In this article I’d like to look forward to the coming year in IT. Current indications are that 2014 will build on 2013 and show continued overall growth for the IT industry.
Thanks to the NSA and GCHQ, (coupled with ongoing allegations against the Chinese), security, corporate privacy and encryption have moved swiftly up the corporate agenda. Identity management, which has often been seen as a ‘nice to have’, will become even more of a ‘must have.’
For many years, wireless security was an afterthought to wireless deployment. However, in 2014, with the ratification of multi GBPS 802.11ac, wireless security will become ever more important as organisations move from wired networks to wireless ones.
As one example, the majority of wireless access point deployments in SMEs are connected to the trusted network, effectively bypassing the gateway security controls and policies. This isn’t sustainable, as wireless becomes the core of the network. There will be a rise in the deployment of both 802.11ac wireless and associated access point security.
With the exponential growth of smartphones, and their expanding use as essential business and personal tools, organisations are facing up to the necessity to protect them. Smartphone security has at last reached the radar, and sales will grow strongly in 2014.
- Mobility & Convergence
The rapid growth of mobility and the increase in numbers of mobile devices will carry on during 2014. This increase will go hand in hand with further growth in convergence, with all the associated threats and benefits.
As the number of mobile devices multiplies, managing them will be ever more crucial. MDM solutions will see further growth. Relevant MDM features will include – ensuring that usage complies with company security policies; allocating access rights; managing configuration; updating policies; dealing with data leakage issues; and dealing with lost or stolen devices.
802.11ac, the new wireless standard, is scheduled for full IEEE certification in February 2014. It will deliver 1Gbps throughput initially, rising over time (and with enhancements) up to 7Gbps.

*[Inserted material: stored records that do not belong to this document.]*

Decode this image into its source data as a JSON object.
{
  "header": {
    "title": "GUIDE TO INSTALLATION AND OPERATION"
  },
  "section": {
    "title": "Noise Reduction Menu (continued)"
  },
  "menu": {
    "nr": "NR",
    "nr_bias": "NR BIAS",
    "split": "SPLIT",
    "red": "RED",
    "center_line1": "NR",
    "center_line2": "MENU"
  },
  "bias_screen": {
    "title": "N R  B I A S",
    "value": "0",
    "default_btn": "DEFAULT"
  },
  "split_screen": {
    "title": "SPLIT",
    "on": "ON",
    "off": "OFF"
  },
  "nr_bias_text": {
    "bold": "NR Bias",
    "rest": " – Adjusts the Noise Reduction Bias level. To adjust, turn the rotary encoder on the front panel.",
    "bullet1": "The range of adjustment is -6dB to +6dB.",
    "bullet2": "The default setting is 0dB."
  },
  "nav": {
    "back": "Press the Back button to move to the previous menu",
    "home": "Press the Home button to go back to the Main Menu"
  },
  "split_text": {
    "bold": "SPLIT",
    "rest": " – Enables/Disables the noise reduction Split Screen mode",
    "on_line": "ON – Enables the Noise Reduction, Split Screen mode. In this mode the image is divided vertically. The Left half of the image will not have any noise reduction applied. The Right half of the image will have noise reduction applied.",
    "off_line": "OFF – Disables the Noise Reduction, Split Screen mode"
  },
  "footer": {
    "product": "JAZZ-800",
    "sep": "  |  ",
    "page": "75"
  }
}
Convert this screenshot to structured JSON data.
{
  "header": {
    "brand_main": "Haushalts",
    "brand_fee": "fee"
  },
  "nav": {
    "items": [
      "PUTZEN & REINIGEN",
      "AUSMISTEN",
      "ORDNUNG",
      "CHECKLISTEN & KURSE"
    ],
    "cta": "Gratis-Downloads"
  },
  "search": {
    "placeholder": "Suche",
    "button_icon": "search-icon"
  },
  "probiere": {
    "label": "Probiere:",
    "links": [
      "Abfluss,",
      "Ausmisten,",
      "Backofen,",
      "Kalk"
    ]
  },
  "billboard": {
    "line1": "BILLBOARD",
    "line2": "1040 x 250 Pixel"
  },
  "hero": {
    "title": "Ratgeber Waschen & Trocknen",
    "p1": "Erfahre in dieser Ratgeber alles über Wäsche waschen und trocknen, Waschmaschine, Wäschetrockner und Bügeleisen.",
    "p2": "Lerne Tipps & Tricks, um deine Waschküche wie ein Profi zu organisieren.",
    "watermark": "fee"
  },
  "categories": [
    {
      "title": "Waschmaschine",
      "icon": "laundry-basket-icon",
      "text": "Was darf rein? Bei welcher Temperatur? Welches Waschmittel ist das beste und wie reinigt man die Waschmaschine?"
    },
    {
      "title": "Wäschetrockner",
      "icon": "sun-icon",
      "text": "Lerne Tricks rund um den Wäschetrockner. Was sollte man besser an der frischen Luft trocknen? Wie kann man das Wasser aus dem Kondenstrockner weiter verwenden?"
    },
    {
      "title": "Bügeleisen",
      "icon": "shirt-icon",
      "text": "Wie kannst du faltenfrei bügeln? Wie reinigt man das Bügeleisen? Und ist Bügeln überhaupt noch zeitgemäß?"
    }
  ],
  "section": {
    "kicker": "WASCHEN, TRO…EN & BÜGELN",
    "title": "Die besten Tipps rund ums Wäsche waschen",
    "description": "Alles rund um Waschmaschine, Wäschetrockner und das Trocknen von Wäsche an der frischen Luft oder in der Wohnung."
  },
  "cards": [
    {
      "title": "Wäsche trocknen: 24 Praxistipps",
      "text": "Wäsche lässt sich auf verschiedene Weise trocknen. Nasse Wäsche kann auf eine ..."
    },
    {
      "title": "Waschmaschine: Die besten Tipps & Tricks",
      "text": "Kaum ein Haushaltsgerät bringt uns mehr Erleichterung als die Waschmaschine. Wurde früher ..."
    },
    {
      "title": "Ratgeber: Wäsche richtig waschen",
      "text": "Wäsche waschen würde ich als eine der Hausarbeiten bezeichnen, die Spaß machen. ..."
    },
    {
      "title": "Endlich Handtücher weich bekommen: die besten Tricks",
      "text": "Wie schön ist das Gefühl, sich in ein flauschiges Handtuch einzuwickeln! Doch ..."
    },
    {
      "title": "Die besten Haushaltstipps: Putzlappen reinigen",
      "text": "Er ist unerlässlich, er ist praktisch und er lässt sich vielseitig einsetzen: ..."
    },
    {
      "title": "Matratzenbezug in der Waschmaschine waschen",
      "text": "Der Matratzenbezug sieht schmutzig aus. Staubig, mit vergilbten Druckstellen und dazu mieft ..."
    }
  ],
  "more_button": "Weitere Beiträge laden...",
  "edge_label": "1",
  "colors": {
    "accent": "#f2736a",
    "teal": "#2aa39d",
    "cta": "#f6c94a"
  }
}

The shift from older 2.4GHz mobile devices to faster (but shorter range) 5GHz devices will directly lead to a significant proliferation of access points, with an associated rise in cabling, service and configuration activities.
IPV6 will make an increasing impact in enterprise organisations, as infrastructure upgrades create greater corporate IPV6 awareness and increased connectivity to IPv6 customers and suppliers. IPv6 has a number of key mobility and roaming attributes, including the “home address” concept, which will raise some interesting challenges. Infrastructure, security and services around IPv6 will grow in 2014. IPv6 has greater security capabilities, however, during the extended migration period from IPv4 to IPv6, major security holes are created.
- Big Data
The rise in data volumes has changed the computing environment for many organisations, with challenges created in managing and reporting on the increasing amount of data, as well as dealing with the growing risk of data loss. 2014 will see data volumes continuing to grow, with a rise in sales of solutions which protect and manage these large amounts of data.
- Visibility Reporting & Remediation Systems
With multiple threats, organisations have deployed multiple security solutions and lost sight of what’s actually happening on the threat front. Consolidation to single suppliers will continue, but alongside that, deployment of reporting across multiple vendors will grow strongly.
Solutions which offer easy and quick visibility into what is happening, and has happened on networks, will rise in popularity. However visibility has proved to be insufficient and there will be increased momentum in systems that can not only report, but also remediate.
- Cloud Services
Growth in cloud systems and SaaS will continue, particularly for utility services and amongst early adopters. The two key challenges to growth include privacy concerns and security. Solutions that address these issues are beginning to increase at a faster rate than the market.